__Work required__
Your task is to repeat the data exactly, every line of it.

Element data from apps and pages
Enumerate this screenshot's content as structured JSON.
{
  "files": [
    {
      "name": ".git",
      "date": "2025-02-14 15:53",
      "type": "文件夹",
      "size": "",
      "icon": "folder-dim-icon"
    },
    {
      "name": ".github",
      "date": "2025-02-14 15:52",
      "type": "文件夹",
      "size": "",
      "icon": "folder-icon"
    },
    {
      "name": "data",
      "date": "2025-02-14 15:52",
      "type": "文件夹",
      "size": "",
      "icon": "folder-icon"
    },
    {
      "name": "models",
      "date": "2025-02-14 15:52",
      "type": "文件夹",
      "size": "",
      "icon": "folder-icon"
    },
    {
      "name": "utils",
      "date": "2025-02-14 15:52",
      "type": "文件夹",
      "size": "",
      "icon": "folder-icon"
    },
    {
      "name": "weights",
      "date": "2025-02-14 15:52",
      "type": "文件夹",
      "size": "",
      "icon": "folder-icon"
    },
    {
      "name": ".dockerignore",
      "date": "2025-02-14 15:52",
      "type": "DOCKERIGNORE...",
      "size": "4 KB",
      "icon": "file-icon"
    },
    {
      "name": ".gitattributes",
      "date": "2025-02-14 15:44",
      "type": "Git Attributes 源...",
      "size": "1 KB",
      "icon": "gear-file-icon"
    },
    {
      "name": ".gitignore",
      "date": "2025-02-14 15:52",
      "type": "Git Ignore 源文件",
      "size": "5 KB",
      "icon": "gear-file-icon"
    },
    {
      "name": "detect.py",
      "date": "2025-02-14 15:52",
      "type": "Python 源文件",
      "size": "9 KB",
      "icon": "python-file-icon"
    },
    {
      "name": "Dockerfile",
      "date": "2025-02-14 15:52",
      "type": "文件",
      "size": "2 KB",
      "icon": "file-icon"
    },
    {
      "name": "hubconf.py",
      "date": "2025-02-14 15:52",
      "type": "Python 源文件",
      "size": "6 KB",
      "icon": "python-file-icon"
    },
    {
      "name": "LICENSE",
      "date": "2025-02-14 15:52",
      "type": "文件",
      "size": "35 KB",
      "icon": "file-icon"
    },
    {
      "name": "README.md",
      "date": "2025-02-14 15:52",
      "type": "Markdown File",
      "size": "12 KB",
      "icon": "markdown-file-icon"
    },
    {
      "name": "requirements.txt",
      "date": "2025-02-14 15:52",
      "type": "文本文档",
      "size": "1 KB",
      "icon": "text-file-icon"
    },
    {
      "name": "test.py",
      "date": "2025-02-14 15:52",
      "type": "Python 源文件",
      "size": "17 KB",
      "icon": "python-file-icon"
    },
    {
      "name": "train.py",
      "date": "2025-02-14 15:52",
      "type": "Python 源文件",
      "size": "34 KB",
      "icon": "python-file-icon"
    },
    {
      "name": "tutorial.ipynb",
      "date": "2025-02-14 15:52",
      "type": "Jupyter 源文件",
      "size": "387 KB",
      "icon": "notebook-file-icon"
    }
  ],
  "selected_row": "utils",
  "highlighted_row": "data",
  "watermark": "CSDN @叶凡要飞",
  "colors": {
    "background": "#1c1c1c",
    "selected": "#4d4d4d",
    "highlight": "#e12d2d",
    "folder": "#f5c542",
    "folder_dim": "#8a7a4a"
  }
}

__Solution__
Enumerate this screenshot's content as structured JSON.
{
  "files": [
    {
      "name": ".git",
      "date": "2025-02-14 15:53",
      "type": "文件夹",
      "size": "",
      "icon": "folder-dim-icon"
    },
    {
      "name": ".github",
      "date": "2025-02-14 15:52",
      "type": "文件夹",
      "size": "",
      "icon": "folder-icon"
    },
    {
      "name": "data",
      "date": "2025-02-14 15:52",
      "type": "文件夹",
      "size": "",
      "icon": "folder-icon"
    },
    {
      "name": "models",
      "date": "2025-02-14 15:52",
      "type": "文件夹",
      "size": "",
      "icon": "folder-icon"
    },
    {
      "name": "utils",
      "date": "2025-02-14 15:52",
      "type": "文件夹",
      "size": "",
      "icon": "folder-icon"
    },
    {
      "name": "weights",
      "date": "2025-02-14 15:52",
      "type": "文件夹",
      "size": "",
      "icon": "folder-icon"
    },
    {
      "name": ".dockerignore",
      "date": "2025-02-14 15:52",
      "type": "DOCKERIGNORE...",
      "size": "4 KB",
      "icon": "file-icon"
    },
    {
      "name": ".gitattributes",
      "date": "2025-02-14 15:44",
      "type": "Git Attributes 源...",
      "size": "1 KB",
      "icon": "gear-file-icon"
    },
    {
      "name": ".gitignore",
      "date": "2025-02-14 15:52",
      "type": "Git Ignore 源文件",
      "size": "5 KB",
      "icon": "gear-file-icon"
    },
    {
      "name": "detect.py",
      "date": "2025-02-14 15:52",
      "type": "Python 源文件",
      "size": "9 KB",
      "icon": "python-file-icon"
    },
    {
      "name": "Dockerfile",
      "date": "2025-02-14 15:52",
      "type": "文件",
      "size": "2 KB",
      "icon": "file-icon"
    },
    {
      "name": "hubconf.py",
      "date": "2025-02-14 15:52",
      "type": "Python 源文件",
      "size": "6 KB",
      "icon": "python-file-icon"
    },
    {
      "name": "LICENSE",
      "date": "2025-02-14 15:52",
      "type": "文件",
      "size": "35 KB",
      "icon": "file-icon"
    },
    {
      "name": "README.md",
      "date": "2025-02-14 15:52",
      "type": "Markdown File",
      "size": "12 KB",
      "icon": "markdown-file-icon"
    },
    {
      "name": "requirements.txt",
      "date": "2025-02-14 15:52",
      "type": "文本文档",
      "size": "1 KB",
      "icon": "text-file-icon"
    },
    {
      "name": "test.py",
      "date": "2025-02-14 15:52",
      "type": "Python 源文件",
      "size": "17 KB",
      "icon": "python-file-icon"
    },
    {
      "name": "train.py",
      "date": "2025-02-14 15:52",
      "type": "Python 源文件",
      "size": "34 KB",
      "icon": "python-file-icon"
    },
    {
      "name": "tutorial.ipynb",
      "date": "2025-02-14 15:52",
      "type": "Jupyter 源文件",
      "size": "387 KB",
      "icon": "notebook-file-icon"
    }
  ],
  "selected_row": "utils",
  "highlighted_row": "data",
  "watermark": "CSDN @叶凡要飞",
  "colors": {
    "background": "#1c1c1c",
    "selected": "#4d4d4d",
    "highlight": "#e12d2d",
    "folder": "#f5c542",
    "folder_dim": "#8a7a4a"
  }
}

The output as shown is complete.